Post date: May 2, 2002 -- 1 p.m.
Harvard Law School Professors Steven Shavell and Anne-Marie Slaughter were among five professors elected fellows in the field of law by the American Academy of Arts and Science. Fellows are nominated and elected for the lifetime appointment by members of their academic discipline--in this case, social sciences. The Academy will welcome this year's new fellows and foreign honorary members at the annual induction ceremony October.
"The Academy is pleased to welcome these outstanding and influential individuals to the nation's most illustrious learned society," said Academy President Patricia Meyer Spacks in a press release announcing the selections. "Election to the American Academy is the result of a highly competitive process that recognizes those who have made preeminent contributions to all scholarly fields and professions."
Shavell, the director of the Law School's John M. Olin Center for Law, Economics, and Business, was appointed to the faculty in 1980. In 2000, he was named the Samuel R. Rosenthal Professor of Law. He has an undergraduate degree from the University of Michigan, and holds a Ph.D. from the Massachusetts Institute of Technology. Shavell currently serves as the president of the American Law and Economics Association.
Slaughter, the director of the Law School's Graduate and International Legal Studies program, has a master and doctorate degree in philosophy from Oxford University and a law degree from Harvard Law School. A member of the Harvard Law School faculty since 1994, Slaughter was recently elected president of the American Society of International Law.
The American Academy of Arts and Science was founded in 1780 to "advance the interest, honor, dignity, and happiness of a free, independent, and virtuous people." Previous Fellows and Foreign Honorary Members include George Washington and Ben Franklin in the eighteenth century, Daniel Webster and Ralph Waldo Emerson in the nineteenth, and Albert Einstein and Winston Churchill in the twentieth. The current membership includes more than 150 Nobel laureates and 50 Pulitzer Prize winners. Drawing on the wide-ranging expertise of its membership, the American Academy conducts thoughtful, innovative, non-partisan studies on international security, social policy, education, and the humanities.

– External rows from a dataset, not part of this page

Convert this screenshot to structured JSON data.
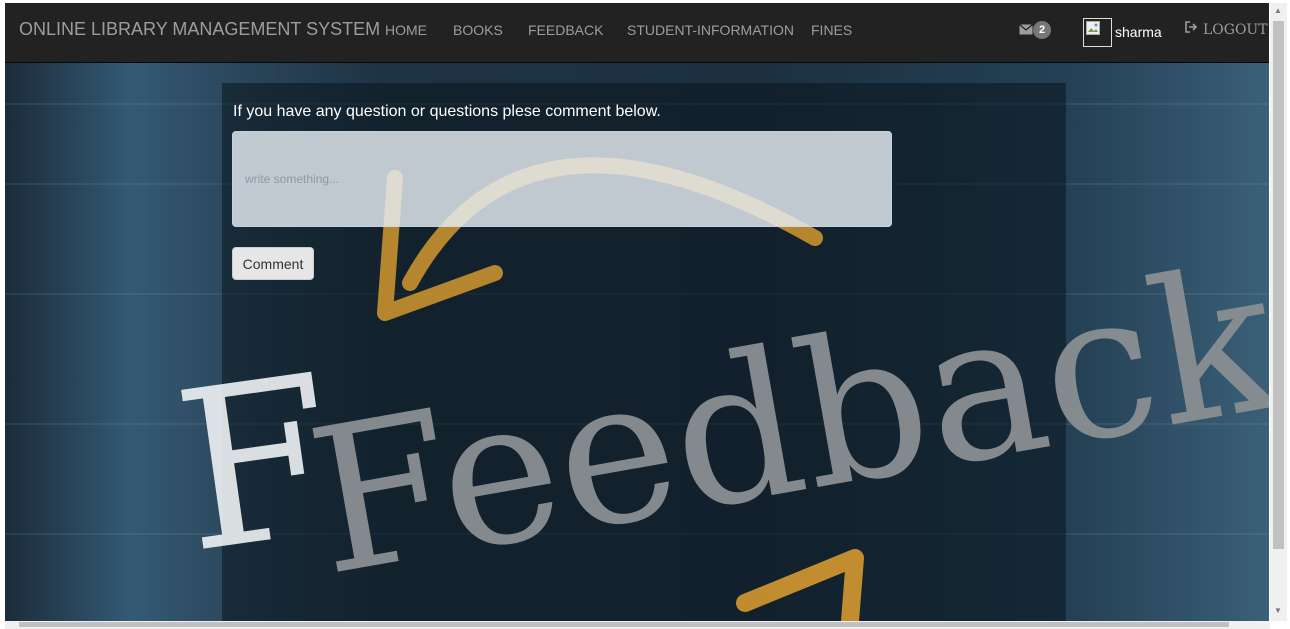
{
  "navbar": {
    "brand": "ONLINE LIBRARY MANAGEMENT SYSTEM",
    "links": [
      "HOME",
      "BOOKS",
      "FEEDBACK",
      "STUDENT-INFORMATION",
      "FINES"
    ],
    "message_count": "2",
    "username": "sharma",
    "logout_label": "LOGOUT"
  },
  "feedback": {
    "prompt": "If you have any question or questions plese comment below.",
    "placeholder": "write something...",
    "comment_button": "Comment",
    "background_word": "Feedback"
  },
  "colors": {
    "navbar_bg": "#222222",
    "nav_text": "#9d9d9d",
    "arrow_orange": "#f0a830"
  }
}
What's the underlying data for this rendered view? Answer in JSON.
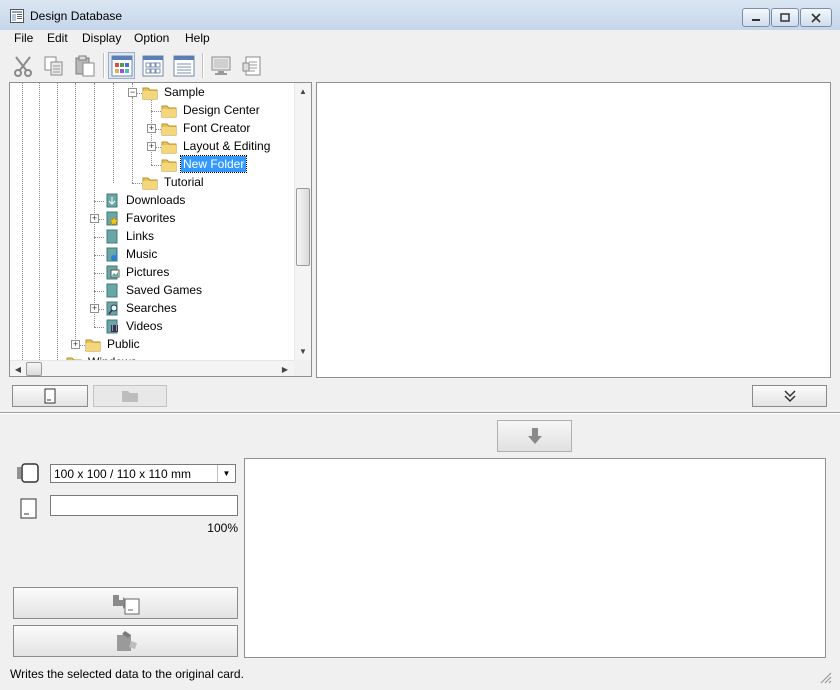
{
  "window": {
    "title": "Design Database"
  },
  "menu": [
    "File",
    "Edit",
    "Display",
    "Option",
    "Help"
  ],
  "toolbar": [
    {
      "name": "cut",
      "icon": "scissors-icon"
    },
    {
      "name": "copy",
      "icon": "copy-icon"
    },
    {
      "name": "paste",
      "icon": "paste-icon"
    },
    {
      "name": "view-large-icons",
      "icon": "large-icons-view-icon",
      "active": true
    },
    {
      "name": "view-small-icons",
      "icon": "small-icons-view-icon"
    },
    {
      "name": "view-list",
      "icon": "list-view-icon"
    },
    {
      "name": "preview",
      "icon": "monitor-icon"
    },
    {
      "name": "properties",
      "icon": "document-properties-icon"
    }
  ],
  "tree": {
    "nodes": [
      {
        "label": "Sample",
        "icon": "folder-icon",
        "expander": "minus"
      },
      {
        "label": "Design Center",
        "icon": "folder-icon"
      },
      {
        "label": "Font Creator",
        "icon": "folder-icon",
        "expander": "plus"
      },
      {
        "label": "Layout & Editing",
        "icon": "folder-icon",
        "expander": "plus"
      },
      {
        "label": "New Folder",
        "icon": "folder-icon",
        "selected": true
      },
      {
        "label": "Tutorial",
        "icon": "folder-icon"
      },
      {
        "label": "Downloads",
        "icon": "downloads-folder-icon"
      },
      {
        "label": "Favorites",
        "icon": "favorites-folder-icon",
        "expander": "plus"
      },
      {
        "label": "Links",
        "icon": "links-folder-icon"
      },
      {
        "label": "Music",
        "icon": "music-folder-icon"
      },
      {
        "label": "Pictures",
        "icon": "pictures-folder-icon"
      },
      {
        "label": "Saved Games",
        "icon": "saved-games-folder-icon"
      },
      {
        "label": "Searches",
        "icon": "searches-folder-icon",
        "expander": "plus"
      },
      {
        "label": "Videos",
        "icon": "videos-folder-icon"
      },
      {
        "label": "Public",
        "icon": "folder-icon",
        "expander": "plus"
      },
      {
        "label": "Windows",
        "icon": "folder-icon"
      }
    ]
  },
  "card": {
    "size_options": "100 x 100 / 110 x 110 mm",
    "progress_percent": 100,
    "progress_label": "100%"
  },
  "status": {
    "text": "Writes the selected data to the original card."
  },
  "colors": {
    "selection": "#3399ff",
    "titlebar": "#c5d6ea"
  }
}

Shavell and Slaughter join 15 other Harvard Law School faculty members previously inducted into the American Academy of Arts and Sciences.